a closer look (click on photo). You'll see that communications
towers are even a danger to the ultralight-led Whooping cranes.
Power Lines and Fences
can hit or get caught in fences, especially when fences are built
across wetlands. But the number one problem
fo migrating cranes is collision with power lines. Danger can be a huge
string of transmission lines high
in the air or simply a single wire running into a farm house or irrigation
system in an area where practically no one lives. The cranes
simply do not see the lines. Transmission
lines are hard to see when you are looking into the sun, late in the
the light is dim, or in bad weather such as blizzards or foggy days.
When we radio-banded six whooping cranes back in the early 1980's and
tracked them all the way to and from Canada, two of the six died hitting
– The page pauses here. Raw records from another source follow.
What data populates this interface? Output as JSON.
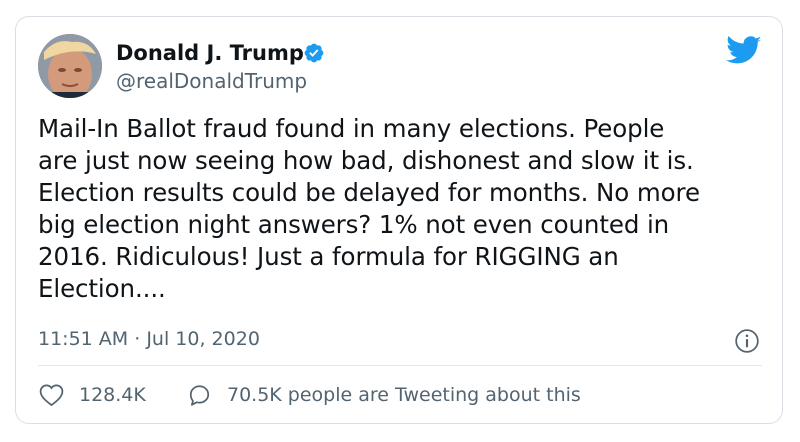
{
  "tweet": {
    "author_name": "Donald J. Trump",
    "handle": "@realDonaldTrump",
    "text": "Mail-In Ballot fraud found in many elections. People\nare just now seeing how bad, dishonest and slow it is.\nElection results could be delayed for months. No more\nbig election night answers? 1% not even counted in\n2016. Ridiculous! Just a formula for RIGGING an\nElection....",
    "time": "11:51 AM",
    "separator": "·",
    "date": "Jul 10, 2020",
    "likes": "128.4K",
    "tweeting_text": "70.5K people are Tweeting about this"
  },
  "icons": {
    "brand": "twitter-bird-icon",
    "verified": "verified-badge-icon",
    "info": "info-icon",
    "like": "heart-icon",
    "reply": "speech-bubble-icon"
  },
  "colors": {
    "brand_blue": "#1d9bf0",
    "text_primary": "#0f1419",
    "text_secondary": "#536471",
    "border": "#d9dfe4"
  }
}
lines. To make power lines more visible, red plastic balls or similar
devices are placed on the lines near airports so pilots can see any lines
as they come in to land. When power lines are built across wetlands,
U S Fish and Wildlife Service asks the companies to mark the lines. This
reduces bird strike mortality by 50 percent.
Whooping cranes potentially face increased predation rates
when they migrate. Every night they have to find a shallow pond that
clear from vegetation for them to roost (stand in as they sleep) throughout
the night. The shallow water helps them hear and flee any bobcat, coyote,
or fox that might be sneaking
up on them. But the cranes are unfamiliar with the places where they
stop. This increases the danger, and in some locations the cranes may
not be able to find an ideal place to stop.
Whooping cranes share wetlands with many kinds of migrating
birds. Ducks and geese, shorebirds, and other wading birds
as egrets and herons are among them. As wetlands are drained in this
country to make room for more farm land or housing, migrating birds are
forced to concentrate
whatever wetlands are left. These concentrations of birds greatly increase
the risk of spreading diseases such as botulism, cholera, or avian tuberculosis.
Cranes can also get shot by vandals or duck hunters. Fortunately,
we think shooting occurs only occasionally, but even once is too often.
The new Eastern flock's most
valuable adult female, #217, was shot to death while
at a fall migration stop in 2009.
habituated or accumstomed to humans is
one of the greatest dangers that Whooping cranes face. Being even a
little tame puts them
at greater risk from vehicle collisions, predation,
and illegal shooting.
The Toll from Human Activities